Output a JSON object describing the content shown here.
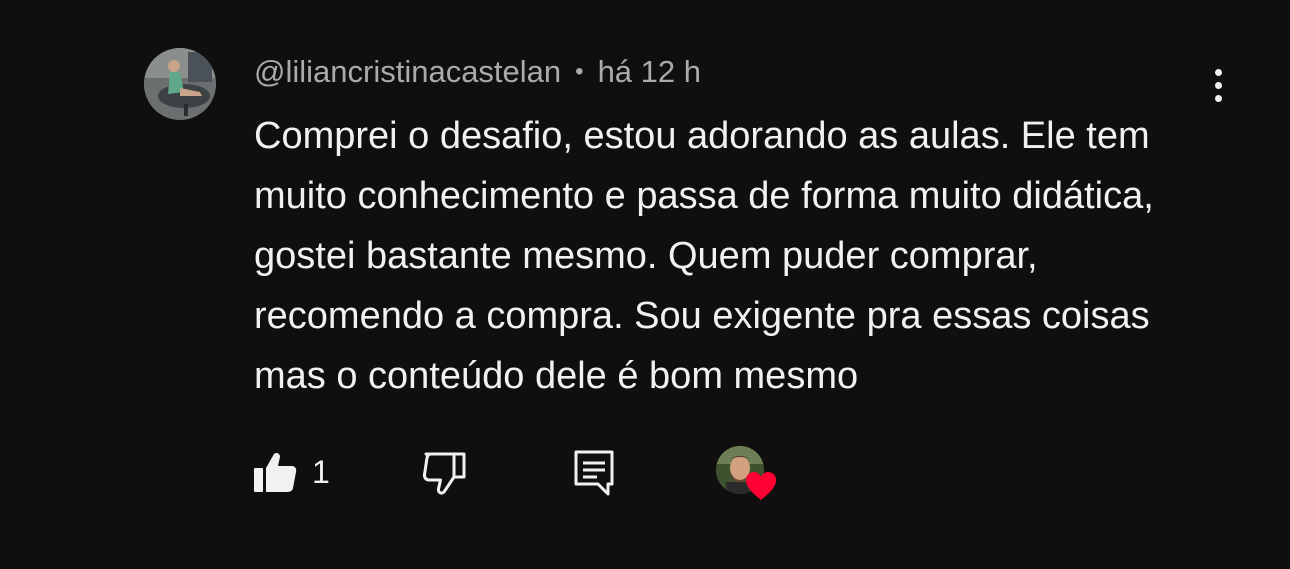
{
  "comment": {
    "author_handle": "@liliancristinacastelan",
    "separator": "•",
    "timestamp": "há 12 h",
    "text": "Comprei o desafio, estou adorando as aulas. Ele tem muito conhecimento e passa de forma muito didática, gostei bastante mesmo. Quem puder comprar, recomendo a compra. Sou exigente pra essas coisas mas o conteúdo dele é bom mesmo",
    "like_count": "1"
  },
  "icons": {
    "more": "more-vert-icon",
    "like": "thumb-up-filled-icon",
    "dislike": "thumb-down-outline-icon",
    "reply": "comment-reply-icon",
    "creator_heart": "heart-icon"
  },
  "colors": {
    "background": "#0f0f0f",
    "text_primary": "#f1f1f1",
    "text_secondary": "#aaaaaa",
    "heart": "#ff0033"
  }
}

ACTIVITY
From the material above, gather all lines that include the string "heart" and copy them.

EXERCISE OUTPUT
    "creator_heart": "heart-icon"
    "heart": "#ff0033"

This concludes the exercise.